Ohio released the language of its proposal that would ask the federal government to approve a new work requirement for residents on Medicaid who gained coverage under the expansion of the program under the Affordable Care Act. Those over 55, in school, training for a job, in drug or alcohol treatment, dealing with serious mental illness or severe healthcare needs would be exempt. It will also request a waiver of the Obamacare requirement that everyone have healthcare.
Indiana and Kentucky have already received approval for similar restrictions; other states, largely those with GOP-controlled legislatures and governors, are expected to follow suit.
Ohio expanded Medicaid under the ACA in 2014, a move championed by Governor Kasich.
709,923 Ohioans enrolled under the expansion. As Loren Anthes, a fellow with the Center for Medicaid Policy at the Center for Community Solutions, points out, Ohio, by its own estimates, says 95% of enrollees are already meeting the proposed requirements (working 20 hours a week) or would be exempt. Only about 36,000 individuals would currently be affected and the state would expect one half, or about 18,000, to lose coverage over five years.
Worth noting: A state report, billed as the most comprehensive study of the expansion of Medicaid under the ACA, found that the majority of respondents said "enrollment in Medicaid made it easier to work, or to seek work if they were unemployed."

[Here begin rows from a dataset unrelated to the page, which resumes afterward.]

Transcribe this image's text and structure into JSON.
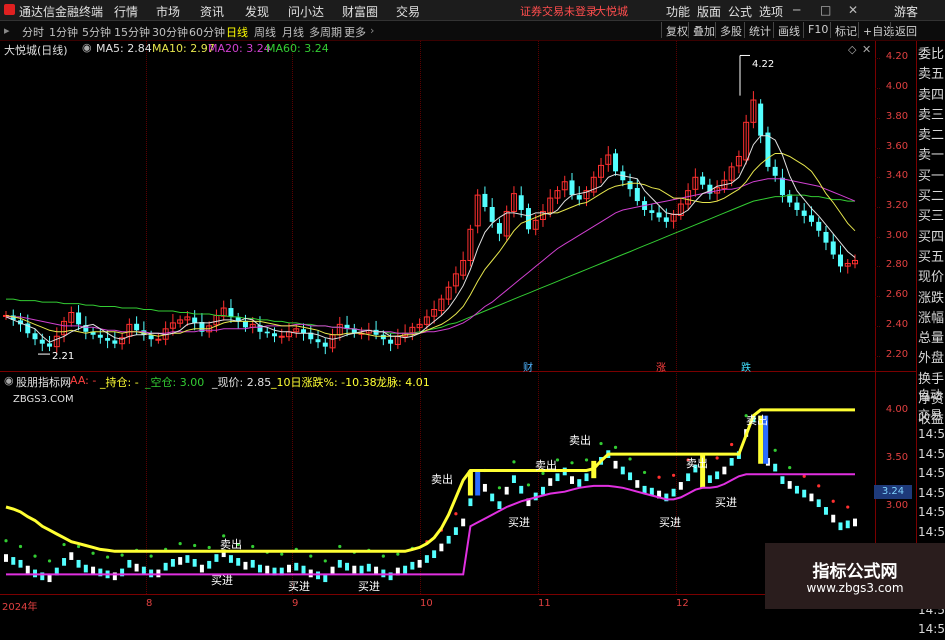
{
  "app": {
    "title": "通达信金融终端",
    "menu": [
      "行情",
      "市场",
      "资讯",
      "发现",
      "问小达",
      "财富圈",
      "交易"
    ],
    "login_warning": "证券交易未登录",
    "stock_name": "大悦城",
    "right_menu": [
      "功能",
      "版面",
      "公式",
      "选项"
    ],
    "guest": "游客"
  },
  "toolbar": {
    "periods": [
      "分时",
      "1分钟",
      "5分钟",
      "15分钟",
      "30分钟",
      "60分钟",
      "日线",
      "周线",
      "月线",
      "多周期",
      "更多"
    ],
    "active_period": "日线",
    "tools": [
      "复权",
      "叠加",
      "多股",
      "统计",
      "画线",
      "F10",
      "标记",
      "+自选",
      "返回"
    ]
  },
  "price_pane": {
    "title": "大悦城(日线)",
    "ma": [
      {
        "label": "MA5: 2.84",
        "color": "#e0e0e0"
      },
      {
        "label": "MA10: 2.97",
        "color": "#e6e64d"
      },
      {
        "label": "MA20: 3.24",
        "color": "#d040d0"
      },
      {
        "label": "MA60: 3.24",
        "color": "#33cc33"
      }
    ],
    "y_ticks": [
      "4.20",
      "4.00",
      "3.80",
      "3.60",
      "3.40",
      "3.20",
      "3.00",
      "2.80",
      "2.60",
      "2.40",
      "2.20"
    ],
    "high_label": "4.22",
    "low_label": "2.21",
    "markers": [
      {
        "text": "财",
        "color": "#4fb4ff"
      },
      {
        "text": "涨",
        "color": "#ff4040"
      },
      {
        "text": "跌",
        "color": "#40e0ff"
      }
    ],
    "side": [
      "委比",
      "卖五",
      "卖四",
      "卖三",
      "卖二",
      "卖一",
      "买一",
      "买二",
      "买三",
      "买四",
      "买五",
      "现价",
      "涨跌",
      "涨幅",
      "总量",
      "外盘",
      "换手",
      "净资",
      "收益"
    ]
  },
  "indicator_pane": {
    "title": "股朋指标网",
    "aa_label": "AA: -",
    "hold_label": "_持仓: -",
    "empty_label": "_空仓: 3.00",
    "price_label": "_现价: 2.85",
    "change_label": "_10日涨跌%: -10.38",
    "dragon_label": "龙脉: 4.01",
    "site": "ZBGS3.COM",
    "y_ticks": [
      "4.00",
      "3.50",
      "3.00"
    ],
    "highlight_value": "3.24",
    "signals_buy": [
      "买进",
      "买进",
      "买进",
      "买进",
      "买进",
      "买进"
    ],
    "signals_sell": [
      "卖出",
      "卖出",
      "卖出",
      "卖出",
      "卖出",
      "卖出"
    ],
    "side": [
      "自动",
      "交易",
      "14:56",
      "14:56",
      "14:56",
      "14:56",
      "14:56",
      "14:56",
      "14:56",
      "14:56",
      "14:56",
      "14:56",
      "14:56"
    ]
  },
  "x_axis": [
    "2024年",
    "8",
    "9",
    "10",
    "11",
    "12"
  ],
  "watermark": {
    "title": "指标公式网",
    "url": "www.zbgs3.com"
  },
  "colors": {
    "up": "#ff3030",
    "down": "#54ffff",
    "ma5": "#e0e0e0",
    "ma10": "#e6e64d",
    "ma20": "#d040d0",
    "ma60": "#33cc33",
    "grid": "#7a0000",
    "dragon": "#ffff33"
  },
  "chart_data": [
    {
      "type": "candlestick",
      "title": "大悦城(日线)",
      "ylim": [
        2.15,
        4.25
      ],
      "close": [
        2.47,
        2.44,
        2.41,
        2.35,
        2.31,
        2.28,
        2.26,
        2.33,
        2.43,
        2.49,
        2.41,
        2.36,
        2.34,
        2.32,
        2.3,
        2.28,
        2.32,
        2.41,
        2.37,
        2.34,
        2.31,
        2.31,
        2.38,
        2.42,
        2.44,
        2.46,
        2.42,
        2.36,
        2.4,
        2.47,
        2.52,
        2.46,
        2.43,
        2.39,
        2.41,
        2.36,
        2.35,
        2.33,
        2.33,
        2.36,
        2.38,
        2.35,
        2.31,
        2.29,
        2.26,
        2.34,
        2.41,
        2.38,
        2.35,
        2.35,
        2.37,
        2.34,
        2.31,
        2.28,
        2.33,
        2.35,
        2.39,
        2.41,
        2.46,
        2.51,
        2.58,
        2.66,
        2.75,
        2.84,
        3.05,
        3.28,
        3.2,
        3.1,
        3.02,
        3.17,
        3.29,
        3.18,
        3.05,
        3.11,
        3.17,
        3.26,
        3.31,
        3.37,
        3.28,
        3.25,
        3.31,
        3.4,
        3.48,
        3.55,
        3.44,
        3.38,
        3.32,
        3.24,
        3.18,
        3.16,
        3.13,
        3.1,
        3.15,
        3.22,
        3.31,
        3.4,
        3.35,
        3.29,
        3.33,
        3.38,
        3.47,
        3.54,
        3.77,
        3.92,
        3.68,
        3.47,
        3.41,
        3.28,
        3.23,
        3.18,
        3.14,
        3.1,
        3.04,
        2.96,
        2.88,
        2.8,
        2.82,
        2.84
      ],
      "ma5": [
        2.46,
        2.44,
        2.42,
        2.4,
        2.38,
        2.33,
        2.29,
        2.31,
        2.33,
        2.36,
        2.38,
        2.4,
        2.41,
        2.38,
        2.35,
        2.32,
        2.31,
        2.33,
        2.34,
        2.34,
        2.35,
        2.35,
        2.34,
        2.35,
        2.37,
        2.41,
        2.42,
        2.42,
        2.42,
        2.43,
        2.44,
        2.44,
        2.43,
        2.45,
        2.44,
        2.4,
        2.39,
        2.37,
        2.36,
        2.36,
        2.35,
        2.35,
        2.35,
        2.34,
        2.32,
        2.31,
        2.32,
        2.34,
        2.35,
        2.36,
        2.37,
        2.36,
        2.36,
        2.33,
        2.33,
        2.32,
        2.33,
        2.35,
        2.39,
        2.43,
        2.47,
        2.52,
        2.59,
        2.67,
        2.78,
        2.92,
        3.03,
        3.09,
        3.13,
        3.16,
        3.16,
        3.15,
        3.14,
        3.16,
        3.16,
        3.15,
        3.18,
        3.24,
        3.28,
        3.29,
        3.3,
        3.32,
        3.34,
        3.4,
        3.42,
        3.41,
        3.4,
        3.39,
        3.31,
        3.26,
        3.21,
        3.16,
        3.15,
        3.15,
        3.18,
        3.24,
        3.29,
        3.31,
        3.34,
        3.35,
        3.36,
        3.4,
        3.5,
        3.62,
        3.68,
        3.68,
        3.65,
        3.55,
        3.41,
        3.31,
        3.25,
        3.19,
        3.14,
        3.08,
        3.02,
        2.96,
        2.9,
        2.86
      ],
      "ma10": [
        2.47,
        2.46,
        2.45,
        2.43,
        2.41,
        2.39,
        2.37,
        2.36,
        2.36,
        2.37,
        2.36,
        2.35,
        2.36,
        2.36,
        2.36,
        2.36,
        2.35,
        2.36,
        2.36,
        2.35,
        2.34,
        2.33,
        2.34,
        2.35,
        2.35,
        2.37,
        2.38,
        2.38,
        2.38,
        2.4,
        2.42,
        2.43,
        2.43,
        2.43,
        2.43,
        2.43,
        2.42,
        2.41,
        2.4,
        2.4,
        2.4,
        2.39,
        2.38,
        2.37,
        2.35,
        2.34,
        2.34,
        2.35,
        2.35,
        2.35,
        2.34,
        2.33,
        2.33,
        2.33,
        2.33,
        2.34,
        2.34,
        2.35,
        2.37,
        2.39,
        2.41,
        2.44,
        2.48,
        2.53,
        2.61,
        2.7,
        2.78,
        2.84,
        2.9,
        2.97,
        3.04,
        3.09,
        3.11,
        3.13,
        3.15,
        3.16,
        3.16,
        3.18,
        3.2,
        3.22,
        3.23,
        3.26,
        3.29,
        3.32,
        3.34,
        3.35,
        3.36,
        3.36,
        3.35,
        3.33,
        3.32,
        3.29,
        3.26,
        3.26,
        3.25,
        3.24,
        3.23,
        3.23,
        3.24,
        3.26,
        3.29,
        3.32,
        3.37,
        3.44,
        3.49,
        3.53,
        3.56,
        3.56,
        3.54,
        3.51,
        3.48,
        3.44,
        3.37,
        3.29,
        3.23,
        3.16,
        3.09,
        3.04
      ],
      "ma20": [
        2.46,
        2.46,
        2.46,
        2.45,
        2.44,
        2.43,
        2.42,
        2.41,
        2.4,
        2.4,
        2.4,
        2.39,
        2.39,
        2.38,
        2.37,
        2.37,
        2.36,
        2.36,
        2.36,
        2.36,
        2.35,
        2.35,
        2.35,
        2.36,
        2.36,
        2.36,
        2.36,
        2.37,
        2.37,
        2.37,
        2.38,
        2.38,
        2.38,
        2.38,
        2.39,
        2.39,
        2.4,
        2.4,
        2.4,
        2.4,
        2.41,
        2.41,
        2.4,
        2.4,
        2.4,
        2.39,
        2.39,
        2.38,
        2.38,
        2.37,
        2.37,
        2.36,
        2.36,
        2.36,
        2.35,
        2.35,
        2.35,
        2.35,
        2.36,
        2.36,
        2.37,
        2.38,
        2.4,
        2.42,
        2.45,
        2.49,
        2.53,
        2.56,
        2.6,
        2.64,
        2.68,
        2.72,
        2.76,
        2.8,
        2.84,
        2.88,
        2.92,
        2.95,
        2.98,
        3.01,
        3.04,
        3.07,
        3.1,
        3.13,
        3.16,
        3.18,
        3.19,
        3.2,
        3.21,
        3.22,
        3.23,
        3.24,
        3.25,
        3.26,
        3.27,
        3.28,
        3.29,
        3.3,
        3.31,
        3.32,
        3.32,
        3.33,
        3.35,
        3.37,
        3.38,
        3.39,
        3.39,
        3.39,
        3.38,
        3.37,
        3.36,
        3.35,
        3.34,
        3.32,
        3.3,
        3.28,
        3.26,
        3.24
      ],
      "ma60": [
        2.58,
        2.58,
        2.57,
        2.57,
        2.57,
        2.56,
        2.56,
        2.56,
        2.55,
        2.55,
        2.55,
        2.54,
        2.54,
        2.53,
        2.53,
        2.53,
        2.52,
        2.52,
        2.52,
        2.51,
        2.51,
        2.5,
        2.5,
        2.5,
        2.49,
        2.49,
        2.48,
        2.48,
        2.48,
        2.47,
        2.47,
        2.46,
        2.46,
        2.45,
        2.45,
        2.44,
        2.44,
        2.43,
        2.43,
        2.42,
        2.42,
        2.41,
        2.41,
        2.4,
        2.4,
        2.39,
        2.39,
        2.38,
        2.38,
        2.37,
        2.37,
        2.36,
        2.36,
        2.35,
        2.35,
        2.35,
        2.35,
        2.36,
        2.37,
        2.38,
        2.39,
        2.41,
        2.42,
        2.44,
        2.46,
        2.48,
        2.5,
        2.52,
        2.54,
        2.56,
        2.58,
        2.6,
        2.62,
        2.64,
        2.66,
        2.68,
        2.7,
        2.72,
        2.74,
        2.76,
        2.78,
        2.8,
        2.82,
        2.84,
        2.86,
        2.88,
        2.9,
        2.92,
        2.94,
        2.96,
        2.98,
        3.0,
        3.02,
        3.04,
        3.06,
        3.08,
        3.1,
        3.12,
        3.14,
        3.16,
        3.18,
        3.2,
        3.22,
        3.24,
        3.25,
        3.26,
        3.27,
        3.27,
        3.28,
        3.28,
        3.28,
        3.27,
        3.27,
        3.26,
        3.25,
        3.25,
        3.24,
        3.24
      ]
    },
    {
      "type": "line",
      "title": "股朋指标网",
      "ylim": [
        2.2,
        4.3
      ],
      "dragon": [
        3.0,
        2.98,
        2.95,
        2.9,
        2.86,
        2.8,
        2.76,
        2.72,
        2.68,
        2.64,
        2.62,
        2.6,
        2.58,
        2.56,
        2.55,
        2.54,
        2.54,
        2.54,
        2.54,
        2.54,
        2.54,
        2.54,
        2.54,
        2.54,
        2.54,
        2.54,
        2.54,
        2.54,
        2.54,
        2.54,
        2.54,
        2.54,
        2.54,
        2.54,
        2.54,
        2.54,
        2.54,
        2.54,
        2.54,
        2.54,
        2.54,
        2.54,
        2.54,
        2.54,
        2.54,
        2.54,
        2.54,
        2.54,
        2.54,
        2.54,
        2.54,
        2.54,
        2.54,
        2.54,
        2.54,
        2.54,
        2.56,
        2.58,
        2.62,
        2.68,
        2.78,
        2.92,
        3.1,
        3.28,
        3.38,
        3.38,
        3.38,
        3.38,
        3.38,
        3.38,
        3.38,
        3.38,
        3.38,
        3.38,
        3.38,
        3.38,
        3.38,
        3.38,
        3.38,
        3.38,
        3.38,
        3.4,
        3.48,
        3.55,
        3.55,
        3.55,
        3.55,
        3.55,
        3.55,
        3.55,
        3.55,
        3.55,
        3.55,
        3.55,
        3.55,
        3.55,
        3.55,
        3.55,
        3.55,
        3.55,
        3.55,
        3.55,
        3.75,
        3.95,
        4.01,
        4.01,
        4.01,
        4.01,
        4.01,
        4.01,
        4.01,
        4.01,
        4.01,
        4.01,
        4.01,
        4.01,
        4.01,
        4.01
      ],
      "trend": [
        2.3,
        2.3,
        2.3,
        2.3,
        2.3,
        2.3,
        2.3,
        2.3,
        2.3,
        2.3,
        2.3,
        2.3,
        2.3,
        2.3,
        2.3,
        2.3,
        2.3,
        2.3,
        2.3,
        2.3,
        2.3,
        2.3,
        2.3,
        2.3,
        2.3,
        2.3,
        2.3,
        2.3,
        2.3,
        2.3,
        2.3,
        2.3,
        2.3,
        2.3,
        2.3,
        2.3,
        2.3,
        2.3,
        2.3,
        2.3,
        2.3,
        2.3,
        2.3,
        2.3,
        2.3,
        2.3,
        2.3,
        2.3,
        2.3,
        2.3,
        2.3,
        2.3,
        2.3,
        2.3,
        2.3,
        2.3,
        2.3,
        2.3,
        2.3,
        2.3,
        2.3,
        2.3,
        2.3,
        2.3,
        2.8,
        2.84,
        2.88,
        2.92,
        2.96,
        3.0,
        3.03,
        3.06,
        3.08,
        3.1,
        3.12,
        3.14,
        3.15,
        3.16,
        3.18,
        3.2,
        3.21,
        3.22,
        3.22,
        3.22,
        3.21,
        3.2,
        3.18,
        3.16,
        3.14,
        3.12,
        3.1,
        3.08,
        3.08,
        3.1,
        3.14,
        3.18,
        3.2,
        3.2,
        3.21,
        3.24,
        3.28,
        3.32,
        3.34,
        3.34,
        3.34,
        3.34,
        3.34,
        3.34,
        3.34,
        3.34,
        3.34,
        3.34,
        3.34,
        3.34,
        3.34,
        3.34,
        3.34,
        3.34
      ]
    }
  ]
}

"Work requirements are redundant and unnecessary because most people are working. The problem is there aren't enough well-paying jobs," Wendy Patton, senior project director with Policy Matters Ohio, told the Columbus Dispatch.
Patton said that in Ohio, 61 percent of working-age Medicaid enrollees are working: 40 percent full time and 21 percent part time. Most of the rest, she said, are ill or disabled, in school, caring for someone or looking for work.
Work requirements can trip up low-wage workers because their hours often fluctuate. Those in jobs such as fast-food, retail and landscaping might have changing or seasonal hours, and under the proposed employment policy, workers who don’t get enough hours lose Medicaid coverage, making it harder to stay healthy and employed.
"This policy will end up kicking people out of medical care and making it harder for them to work, not easier," Patton said.
The proposal would include provisions for limited enforcement in counties with an unemployment rate of more than 10% or limited jobs.
More than 1 in 5 Ohioans are enrolled in Medicaid.
Ohio's target date for the work requirement is July 1, 2018.